Institutional impact of the initiative is reflected in increased representation of ethnic minority colleagues at senior levels. For example, the proportion of BAME Professors has increased from 8.8% (n=74) in 2017 to 11.2% (n=99) in 2022. We also see the impact in changes to our senior leadership committee profile. In 2017/18, minority representation on University-level leadership committees was 11%. By 2022/23, this increased to 13.3%. We also know that programme alumni have taken up Faculty and School leadership roles, diversifying leadership groups at other levels of the organisation.

Key barriers and facilitators

  1. Capacity for internal schemes versus funding for external schemes – developing and delivering such programmes internally is highly effective as they are routed in our institutional context and structures, but this requires significant expert staff resource to ensure an effective programme is offered. The solution to this is ‘outsourcing’ and offering funded places on external schemes, but this comes at a much higher cost with places limited by cost or the capacity of the external organisation. We have found a blended approach of internal and external schemes provides balance between cost and capacity; choice for participants, some who will prefer to work within an internal context and others who would prefer to engage with external networks; and also offers more varied and targeted options (for example, 100 BWPN). 
  2. Due to underrepresentation and the scale of the University, we may not always reach the diverse staff groups who are eligible for such schemes to highlight the opportunities to them. For example, we see greater diversity within the Directorate of Estates and Facilities but a significant proportion of these staff do not work in roles with computer access, so may miss information about the opportunities. To overcome this, we increasingly promote these schemes through varied channels including news articles, newsletters, meetings, staff networks, EDI structures etc. 
  3. While improving, the current limited pipeline of eligible minority colleagues and senior enough levels to take part in these schemes presents a challenge for uptake.
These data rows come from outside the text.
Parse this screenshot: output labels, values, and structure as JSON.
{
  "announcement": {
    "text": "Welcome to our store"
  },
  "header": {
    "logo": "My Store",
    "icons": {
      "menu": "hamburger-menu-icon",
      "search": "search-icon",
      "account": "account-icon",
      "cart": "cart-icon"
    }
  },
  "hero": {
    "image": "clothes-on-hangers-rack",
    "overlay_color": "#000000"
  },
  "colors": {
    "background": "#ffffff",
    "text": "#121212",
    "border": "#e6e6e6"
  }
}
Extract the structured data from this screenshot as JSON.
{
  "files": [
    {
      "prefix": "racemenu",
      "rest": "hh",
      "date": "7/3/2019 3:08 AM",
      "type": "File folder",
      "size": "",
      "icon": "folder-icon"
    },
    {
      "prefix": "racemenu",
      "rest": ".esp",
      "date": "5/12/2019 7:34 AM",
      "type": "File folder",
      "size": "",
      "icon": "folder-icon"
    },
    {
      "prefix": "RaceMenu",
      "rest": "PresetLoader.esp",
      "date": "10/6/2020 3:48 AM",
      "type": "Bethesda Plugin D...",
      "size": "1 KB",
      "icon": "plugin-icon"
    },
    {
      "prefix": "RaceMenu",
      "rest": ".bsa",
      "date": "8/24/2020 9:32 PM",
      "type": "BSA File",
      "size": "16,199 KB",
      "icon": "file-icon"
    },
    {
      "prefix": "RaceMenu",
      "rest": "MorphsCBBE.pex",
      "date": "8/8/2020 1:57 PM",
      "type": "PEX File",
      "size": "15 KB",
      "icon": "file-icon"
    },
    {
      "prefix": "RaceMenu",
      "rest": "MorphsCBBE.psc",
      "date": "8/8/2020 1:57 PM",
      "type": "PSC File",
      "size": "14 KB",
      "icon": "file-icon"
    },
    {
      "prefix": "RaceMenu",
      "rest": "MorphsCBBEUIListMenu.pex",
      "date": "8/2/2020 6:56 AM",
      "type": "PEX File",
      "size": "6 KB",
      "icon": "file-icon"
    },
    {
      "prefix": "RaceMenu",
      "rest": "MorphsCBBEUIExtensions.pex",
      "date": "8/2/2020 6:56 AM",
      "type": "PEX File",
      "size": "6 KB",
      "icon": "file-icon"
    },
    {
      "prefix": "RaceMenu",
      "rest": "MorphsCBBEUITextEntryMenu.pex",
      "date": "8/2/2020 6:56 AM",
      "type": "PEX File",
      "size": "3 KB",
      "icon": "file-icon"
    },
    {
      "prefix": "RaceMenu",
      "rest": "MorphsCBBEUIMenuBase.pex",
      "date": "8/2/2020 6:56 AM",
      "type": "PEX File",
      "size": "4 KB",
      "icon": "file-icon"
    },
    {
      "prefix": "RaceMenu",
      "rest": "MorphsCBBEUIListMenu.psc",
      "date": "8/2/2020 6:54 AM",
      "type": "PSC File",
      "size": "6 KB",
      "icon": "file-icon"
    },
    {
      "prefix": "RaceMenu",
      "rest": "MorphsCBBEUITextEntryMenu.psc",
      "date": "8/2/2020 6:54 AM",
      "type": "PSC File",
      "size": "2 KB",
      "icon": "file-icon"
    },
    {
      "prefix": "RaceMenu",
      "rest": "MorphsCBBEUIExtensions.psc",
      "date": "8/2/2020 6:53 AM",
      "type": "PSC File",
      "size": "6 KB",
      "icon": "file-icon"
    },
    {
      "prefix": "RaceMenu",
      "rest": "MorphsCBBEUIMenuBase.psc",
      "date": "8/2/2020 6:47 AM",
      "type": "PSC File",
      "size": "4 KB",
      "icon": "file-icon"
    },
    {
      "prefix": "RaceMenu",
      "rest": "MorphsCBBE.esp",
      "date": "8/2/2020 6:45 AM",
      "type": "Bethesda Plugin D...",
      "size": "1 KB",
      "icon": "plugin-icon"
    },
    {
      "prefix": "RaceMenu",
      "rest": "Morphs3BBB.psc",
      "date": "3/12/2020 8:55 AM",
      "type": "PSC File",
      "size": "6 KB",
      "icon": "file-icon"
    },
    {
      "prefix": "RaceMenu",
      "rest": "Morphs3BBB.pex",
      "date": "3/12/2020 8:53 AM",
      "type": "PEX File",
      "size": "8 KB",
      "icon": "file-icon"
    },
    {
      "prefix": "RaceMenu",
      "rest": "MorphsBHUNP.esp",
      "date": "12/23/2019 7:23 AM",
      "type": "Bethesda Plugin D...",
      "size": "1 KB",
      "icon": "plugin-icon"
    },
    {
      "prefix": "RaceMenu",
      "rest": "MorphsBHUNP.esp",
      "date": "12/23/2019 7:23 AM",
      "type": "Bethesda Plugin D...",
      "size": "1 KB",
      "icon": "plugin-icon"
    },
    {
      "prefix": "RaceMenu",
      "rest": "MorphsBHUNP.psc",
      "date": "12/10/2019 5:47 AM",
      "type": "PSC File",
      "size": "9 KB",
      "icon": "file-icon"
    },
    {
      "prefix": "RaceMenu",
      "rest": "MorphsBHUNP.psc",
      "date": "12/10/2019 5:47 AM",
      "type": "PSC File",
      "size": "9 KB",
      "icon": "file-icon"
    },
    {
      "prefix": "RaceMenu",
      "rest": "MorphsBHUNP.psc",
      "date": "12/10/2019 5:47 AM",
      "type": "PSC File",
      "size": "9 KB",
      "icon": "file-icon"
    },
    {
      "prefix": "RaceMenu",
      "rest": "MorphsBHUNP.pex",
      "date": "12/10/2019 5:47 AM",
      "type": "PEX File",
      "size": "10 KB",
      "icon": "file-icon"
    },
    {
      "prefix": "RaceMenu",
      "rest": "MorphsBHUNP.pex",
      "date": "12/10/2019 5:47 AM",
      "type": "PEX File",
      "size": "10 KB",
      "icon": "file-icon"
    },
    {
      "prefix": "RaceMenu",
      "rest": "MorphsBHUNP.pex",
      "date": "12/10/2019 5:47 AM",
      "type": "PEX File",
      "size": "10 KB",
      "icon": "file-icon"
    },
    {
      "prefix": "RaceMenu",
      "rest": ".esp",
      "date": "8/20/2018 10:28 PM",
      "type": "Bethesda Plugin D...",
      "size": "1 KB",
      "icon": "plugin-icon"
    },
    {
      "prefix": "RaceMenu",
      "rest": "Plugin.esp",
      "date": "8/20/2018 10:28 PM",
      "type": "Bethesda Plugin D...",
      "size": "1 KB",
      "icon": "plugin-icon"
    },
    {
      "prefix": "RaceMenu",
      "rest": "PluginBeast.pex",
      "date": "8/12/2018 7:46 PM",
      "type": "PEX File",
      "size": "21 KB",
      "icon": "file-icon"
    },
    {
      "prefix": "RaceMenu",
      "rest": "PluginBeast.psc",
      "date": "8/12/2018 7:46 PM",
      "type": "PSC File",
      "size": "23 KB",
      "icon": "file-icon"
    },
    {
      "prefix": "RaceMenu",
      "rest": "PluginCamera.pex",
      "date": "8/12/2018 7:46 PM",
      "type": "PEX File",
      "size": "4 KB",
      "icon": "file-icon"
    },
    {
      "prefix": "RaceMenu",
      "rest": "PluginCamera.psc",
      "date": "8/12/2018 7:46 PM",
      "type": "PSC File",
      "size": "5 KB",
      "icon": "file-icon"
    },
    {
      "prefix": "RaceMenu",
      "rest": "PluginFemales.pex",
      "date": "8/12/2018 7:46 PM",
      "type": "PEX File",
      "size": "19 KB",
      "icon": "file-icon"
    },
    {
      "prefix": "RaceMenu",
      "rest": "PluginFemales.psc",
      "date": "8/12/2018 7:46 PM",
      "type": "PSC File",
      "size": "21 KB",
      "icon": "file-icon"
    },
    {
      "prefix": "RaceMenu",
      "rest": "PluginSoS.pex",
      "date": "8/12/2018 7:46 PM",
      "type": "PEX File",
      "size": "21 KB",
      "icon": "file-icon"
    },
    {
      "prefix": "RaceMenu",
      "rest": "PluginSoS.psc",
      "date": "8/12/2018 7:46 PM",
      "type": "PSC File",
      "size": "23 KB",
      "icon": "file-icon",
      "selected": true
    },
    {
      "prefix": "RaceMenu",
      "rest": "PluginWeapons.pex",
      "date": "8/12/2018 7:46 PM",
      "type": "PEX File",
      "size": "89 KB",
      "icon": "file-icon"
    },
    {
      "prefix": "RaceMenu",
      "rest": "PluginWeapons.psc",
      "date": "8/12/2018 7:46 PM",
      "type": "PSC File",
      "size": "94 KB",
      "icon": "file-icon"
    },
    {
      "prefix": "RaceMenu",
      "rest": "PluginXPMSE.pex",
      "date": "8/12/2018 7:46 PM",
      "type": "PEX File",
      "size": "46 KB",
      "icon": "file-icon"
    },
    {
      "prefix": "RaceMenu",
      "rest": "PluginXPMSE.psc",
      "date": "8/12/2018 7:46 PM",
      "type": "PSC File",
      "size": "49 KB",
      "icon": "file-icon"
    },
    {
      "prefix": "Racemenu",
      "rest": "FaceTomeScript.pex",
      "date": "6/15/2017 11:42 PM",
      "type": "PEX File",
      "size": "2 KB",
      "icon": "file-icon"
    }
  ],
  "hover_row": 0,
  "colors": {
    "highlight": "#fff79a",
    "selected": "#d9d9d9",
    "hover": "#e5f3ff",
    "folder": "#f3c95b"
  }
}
For example, participation on the academic and researcher strands of 100 BWPN is low, reflecting the institutional and sector-wide picture. However, our participation and improved inclusive recruitment processes will (hopefully) increase the pool in the coming years.

The future?

Faculty and University-level funding and buy-in mean we continue to invest in and evaluate the impact of these schemes on career trajectory and pipeline development, providing wrap-around support for participants to maximise benefit and opportunities, including networks, visibility with leaders and leadership projects to develop skills and experience within our internal context. We have embedded our continued participation and wraparound support into REC and Athena Swan action plans to enable continuation and will continue to bring cohorts together to facilitate internal networks and increase sense of belonging for those from minoritised groups. 

We are also exploring similar development schemes for Disabled and LGBT staff and will continue to take an intersectional approach to recruitment and selection for these programmes.

Advice for other members

Don’t see this as ‘training’ for individuals. You should 

  1. recognise that the context and ‘system’ that minoritised individuals are working in needs ‘fixing’, not the individual
  2. consider contextual opportunities and support for the individuals so they can implement their learning and develop within their local context to increase the impact and relevance of the programme on their day-to-day working life and environment.

Web Links: 

Advance HE shares a range of practice and approaches to charters awards. Case studies/example applications illustrate one approach to race/gender equality work but there are a variety of successful approaches and we recommend charter members consider their local evidence-base and context when deciding how to advance equality in their setting.